I share these stories because I want people to see fear is crippling but it can be overcome. I also don’t want anyone out there to think we’re perfect and don’t have moments of doubt. Everyone is afraid but it’s how you overcome the fear that counts.
…you can fail at what you don’t want, so you might as well take a chance on doing what you love.
– Jim Carrey, Commencement Speech, Maharishi University School of Management
When I lost my job in September, I didn’t panic. For a brief moment, I felt I had been kicked in the gut, but we regrouped and focused on the plan. If we’d not had those tough conversations in 2012 and formed a plan, my reaction to being out of work would have been different. In our case, it simply required adapting our plan and timetable to suit our new circumstances: we moved our departure date up a year, to May 2015.
If you are feeling blocked by big decisions or making a big change, I do highly recommend reading “Dream. Save. Do.” and taking action. But if you need advice today, here are some tips on working through your fear and anxiety:
- Visualize your goal. Why do you want to reach that goal? What does it feel like to achieve that goal? Where will you be at the end of the process?
- Create dream porn – something to remind you of the goal when you are stuck. Alison created a collage to remind us both (but mostly me) of our goal.
- Identify the obstacles to reach your goal. What makes you think it is impossible? List them all. My biggest obstacle was the money and the seeming impossibility of paying off our debt.
- Describe each obstacle. Why is it an obstacle? What would need to change or what would you need to do to remove this obstacle? How much time would it take to make that change?
- Plan reasonable milestones. Grab a calendar and set out estimated milestones for completing a step or overcoming an obstacle. For us, we set out milestones for paying off our debt (18 months) and saving enough money (a further 18 months).

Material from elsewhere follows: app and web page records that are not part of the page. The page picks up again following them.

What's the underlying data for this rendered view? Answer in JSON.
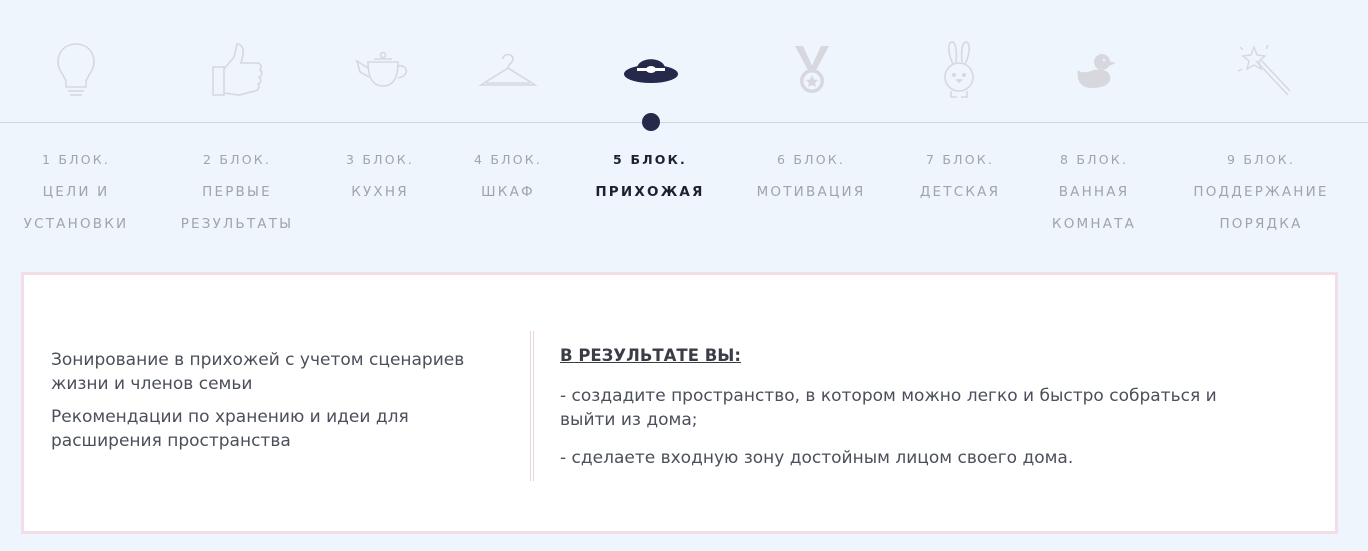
{
  "colors": {
    "background": "#eff5fd",
    "active": "#25294a",
    "inactive_icon": "#d6d8dd",
    "card_border": "#f2dde9"
  },
  "timeline": {
    "active_index": 4,
    "blocks": [
      {
        "number": "1 БЛОК.",
        "title_lines": [
          "ЦЕЛИ И",
          "УСТАНОВКИ"
        ],
        "icon": "lightbulb-icon"
      },
      {
        "number": "2 БЛОК.",
        "title_lines": [
          "ПЕРВЫЕ",
          "РЕЗУЛЬТАТЫ"
        ],
        "icon": "thumbs-up-icon"
      },
      {
        "number": "3 БЛОК.",
        "title_lines": [
          "КУХНЯ"
        ],
        "icon": "teapot-icon"
      },
      {
        "number": "4 БЛОК.",
        "title_lines": [
          "ШКАФ"
        ],
        "icon": "hanger-icon"
      },
      {
        "number": "5 БЛОК.",
        "title_lines": [
          "ПРИХОЖАЯ"
        ],
        "icon": "hat-icon"
      },
      {
        "number": "6 БЛОК.",
        "title_lines": [
          "МОТИВАЦИЯ"
        ],
        "icon": "medal-icon"
      },
      {
        "number": "7 БЛОК.",
        "title_lines": [
          "ДЕТСКАЯ"
        ],
        "icon": "bunny-icon"
      },
      {
        "number": "8 БЛОК.",
        "title_lines": [
          "ВАННАЯ",
          "КОМНАТА"
        ],
        "icon": "rubber-duck-icon"
      },
      {
        "number": "9 БЛОК.",
        "title_lines": [
          "ПОДДЕРЖАНИЕ",
          "ПОРЯДКА"
        ],
        "icon": "magic-wand-icon"
      }
    ]
  },
  "card": {
    "left_items": [
      "Зонирование в прихожей с учетом сценариев жизни и членов семьи",
      "Рекомендации по хранению и идеи для расширения пространства"
    ],
    "result_heading": "В РЕЗУЛЬТАТЕ ВЫ:",
    "result_items": [
      "- создадите пространство, в котором можно легко и быстро собраться и выйти из дома;",
      "- сделаете входную зону достойным лицом своего дома."
    ]
  }
}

- Celebrate every achievement. For each step achieved, be sure to stop and acknowledge it. Enjoy a nice bottle of wine or take a spa day. Do something to help you enjoy the process.
Today, a plan for the future that assumes everything will stay the same and you will continue to work for your current employer forever is unrealistic. Don’t live your life on cruise control. Take an active stance on your future and make plans. Definitely continue to save for the future, but take time to think about what kind of future you want. What do you want to achieve or learn? Where do you want to go? Plans can (and should) change as your life changes, but having an idea where you’re going and setting milestones to get there can make even the largest dreams achievable.
If you are feeling challenged by fear or other adversity, I find inspiration in the following quote from Teddy Roosevelt. If you are striving towards something, your face “marred by dust and sweat and blood,” then you are at least “daring greatly.”
It is not the critic who counts; not the man who points out how the strong man stumbles, or where the doer of deeds could have done them better. The credit belongs to the man who is actually in the arena, whose face is marred by dust and sweat and blood; who strives valiantly; who errs, who comes short again and again, because there is no effort without error and shortcoming; but who does actually strive to do the deeds; who knows great enthusiasms, the great devotions; who spends himself in a worthy cause; who at the best knows in the end the triumph of high achievement, and who at the worst, if he fails, at least fails while daring greatly, so that his place shall never be with those cold and timid souls who neither know victory nor defeat.
How has fear affected your life and how did you overcome it? I’d love to hear your stories in the comments below.